Task objective :: Go through the material below and count the lines in which the word "photo" occurs; the only output is the number.

Exercise inputs ::
* * * *

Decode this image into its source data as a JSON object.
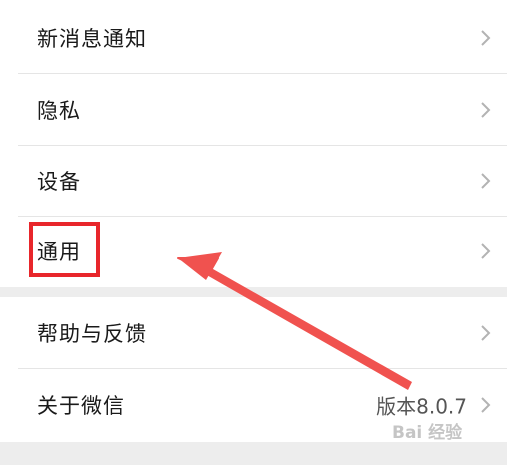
{
  "settings": {
    "group1": [
      {
        "label": "新消息通知"
      },
      {
        "label": "隐私"
      },
      {
        "label": "设备"
      },
      {
        "label": "通用"
      }
    ],
    "group2": [
      {
        "label": "帮助与反馈"
      },
      {
        "label": "关于微信",
        "value": "版本8.0.7"
      }
    ]
  },
  "watermark": "Bai 经验",
  "annotation": {
    "highlight_color": "#e8262b",
    "arrow_color": "#f0524f"
  },
  "colors": {
    "background": "#ffffff",
    "separator": "#ededed",
    "text": "#1a1a1a",
    "chevron": "#b3b3b3"
  }
}
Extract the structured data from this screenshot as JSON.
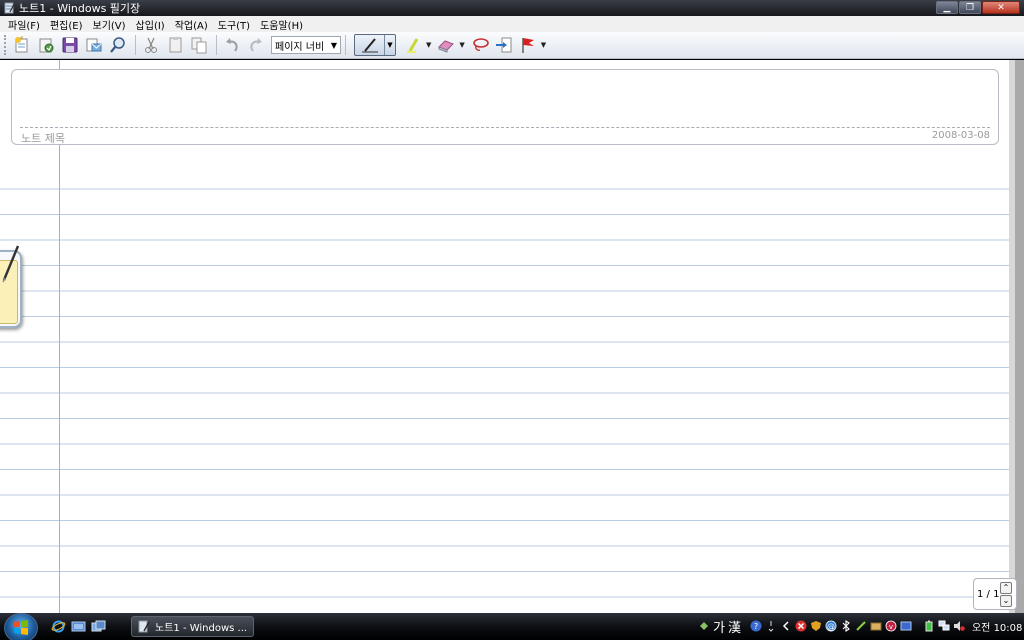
{
  "window": {
    "title": "노트1 - Windows 필기장",
    "controls": [
      "minimize",
      "maximize",
      "close"
    ]
  },
  "menu": [
    {
      "label": "파일(F)"
    },
    {
      "label": "편집(E)"
    },
    {
      "label": "보기(V)"
    },
    {
      "label": "삽입(I)"
    },
    {
      "label": "작업(A)"
    },
    {
      "label": "도구(T)"
    },
    {
      "label": "도움말(H)"
    }
  ],
  "toolbar": {
    "zoom_value": "페이지 너비",
    "buttons": [
      "new-note-icon",
      "open-icon",
      "save-icon",
      "send-mail-icon",
      "find-icon",
      "cut-icon",
      "copy-icon",
      "paste-icon",
      "undo-icon",
      "redo-icon",
      "pen-icon",
      "highlighter-icon",
      "eraser-icon",
      "lasso-icon",
      "insert-space-icon",
      "flag-icon"
    ]
  },
  "note": {
    "title_placeholder": "노트 제목",
    "date": "2008-03-08"
  },
  "page_nav": {
    "count": "1 / 1"
  },
  "taskbar": {
    "task_label": "노트1 - Windows ...",
    "ime_hangul": "가",
    "ime_hanja": "漢",
    "clock": "오전 10:08"
  },
  "colors": {
    "ruled_line": "#b8cbe0",
    "margin_line": "#c9a0b0",
    "titlebar": "#15171c"
  }
}
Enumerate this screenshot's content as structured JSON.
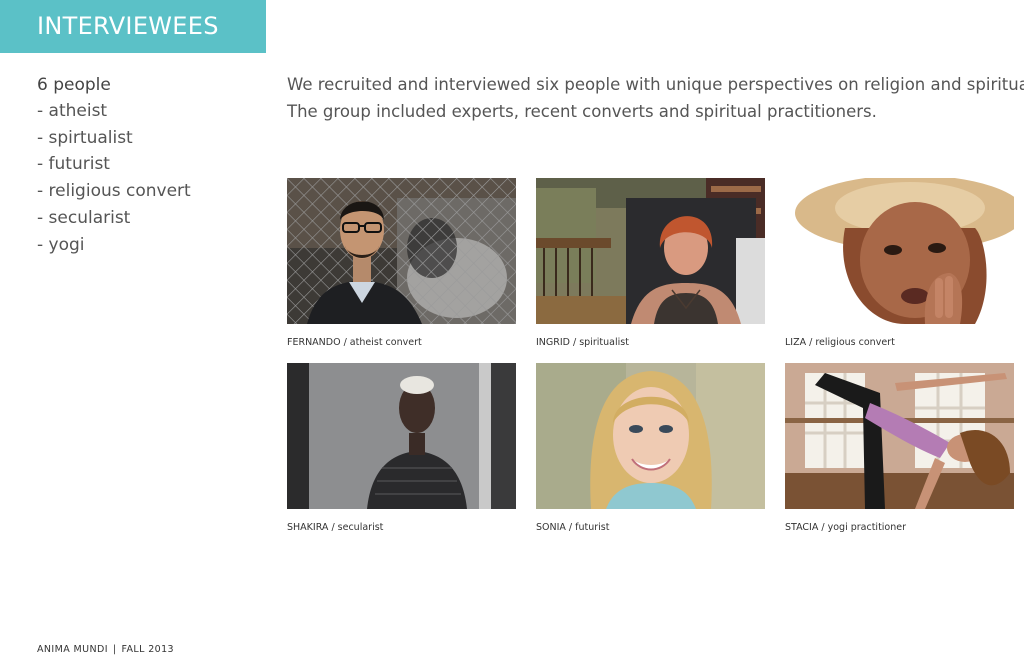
{
  "header": {
    "title": "INTERVIEWEES",
    "accent_color": "#5bc1c7"
  },
  "sidebar": {
    "heading": "6 people",
    "items": [
      "- atheist",
      "- spirtualist",
      "- futurist",
      "- religious convert",
      "- secularist",
      "- yogi"
    ]
  },
  "intro": {
    "line1": "We recruited and interviewed six people with unique perspectives on religion and spirituality.",
    "line2": "The group included experts, recent converts and spiritual practitioners."
  },
  "interviewees": [
    {
      "caption": "FERNANDO / atheist convert",
      "photo": "portrait-man-glasses-chainlink-fence"
    },
    {
      "caption": "INGRID / spiritualist",
      "photo": "portrait-woman-red-hair-indoor"
    },
    {
      "caption": "LIZA / religious convert",
      "photo": "portrait-woman-straw-hat"
    },
    {
      "caption": "SHAKIRA / secularist",
      "photo": "portrait-woman-window-backlit"
    },
    {
      "caption": "SONIA / futurist",
      "photo": "portrait-woman-blonde-smiling"
    },
    {
      "caption": "STACIA / yogi practitioner",
      "photo": "photo-woman-yoga-pose"
    }
  ],
  "footer": {
    "project": "ANIMA MUNDI",
    "separator": "|",
    "term": "FALL 2013"
  }
}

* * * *

Solution below :: 6